Other considerations“There are more considerations,” Wilson says. “You’re limited to 1,000 square feet of covered water. How someone uses it is up to clients. For example, a covered slip takes away from square footage that could be used for a gazebo. If we have to build far out to get to deep water, then that will take square footage.”Most dock builders will tell you to consider dredging so that you don’t eat up precious square footage on a walkway. But then there are more hoops to jump through. Mark Lancaster says, “If you have to dredge, that goes through the Army Corps of Engineers — you need an approval letter from them, and also from the Department of Water Quality, and the State Historical Society in Raleigh.“What I do is, I first pull up a GIS — that’s a satellite picture of your waterfront. It’s easy to see where the water gets shallow because it’s very light beige. We also look at the projection lines from the shore of your property — imaginary lines that make what’s called a ‘pier envelope’ projected out into the water from your land,” he says. “We also go to the site and take measurements. For the dock, depending on the design and where you’re going to put the boat, and what kind of boat, we need 10 feet of water at full pond. We’ve got a laser that determines on site the exact depth we have to work with.”Lancaster demonstrates a pair of normal-looking binoculars that have a laser measuring device built in. With the push of a button, the binoculars also take photos, useful for submitting dock design plans to the counties that require them. (Requirements vary by county.)Unless the property already has it, you’ll need a seawall. Many companies will design everything, including the seawall. First, they ask questions about how the owner is going to use the dock. Do you want it to match the house? Same architectural style, matching roof color? You’ll usually go out looking at docks with the designer to determine your preferences — this type of decking or seawall, or that kind of handrail; this kind of dock shape or that kind of roofing.

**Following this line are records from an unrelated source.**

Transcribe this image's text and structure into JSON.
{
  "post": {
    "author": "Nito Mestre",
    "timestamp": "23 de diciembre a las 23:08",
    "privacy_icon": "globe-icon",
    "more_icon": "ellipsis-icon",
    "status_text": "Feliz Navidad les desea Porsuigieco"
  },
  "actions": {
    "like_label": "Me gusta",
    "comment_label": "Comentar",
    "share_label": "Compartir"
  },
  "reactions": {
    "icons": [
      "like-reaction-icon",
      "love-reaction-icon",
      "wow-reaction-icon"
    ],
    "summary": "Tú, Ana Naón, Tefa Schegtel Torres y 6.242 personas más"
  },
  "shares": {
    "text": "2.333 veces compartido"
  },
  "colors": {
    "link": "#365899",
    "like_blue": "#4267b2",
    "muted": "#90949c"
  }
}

Lasting constructionBob Wilson says, “The industry has changed a lot over the last 25 years. The structures most companies are building have greatly improved, with composite decking and steel truss framing that extends the useful life three to four times what we used to have.” Wilson says he finds though that the U-shape floating dock still out-sells the fixed dock four to one.Pilings are wooden, and besides the round ones, they now come in a more architectural, squared look. Pilings are often transported by barge to the job in varying lengths, depending on the geology of the part of the lake you’re on. Lancaster says, “We come prepared to drive a piling eight to 10 feet down, but sometimes we’ve had to drive them as much as 25 or 30 feet deep. Most of the time on the barges we keep extra-long poles in case that happens.”The number of pilings is determined by span and square footage. Lancaster’s own new dock still under construction – a double-decker that ties in to the home’s deck — has 43 pilings. He has designed a dive platform, a slide and a full bar under the sundeck. “It’s not my first and it won’t be my last,” Lancaster says. “You know, in order to do this, we use an underwater chain saw and drills, and we have to scuba dive to get down to some aspects of the job. Now even my little girl can help me with a scuba job. She’s certified at 10,” he says.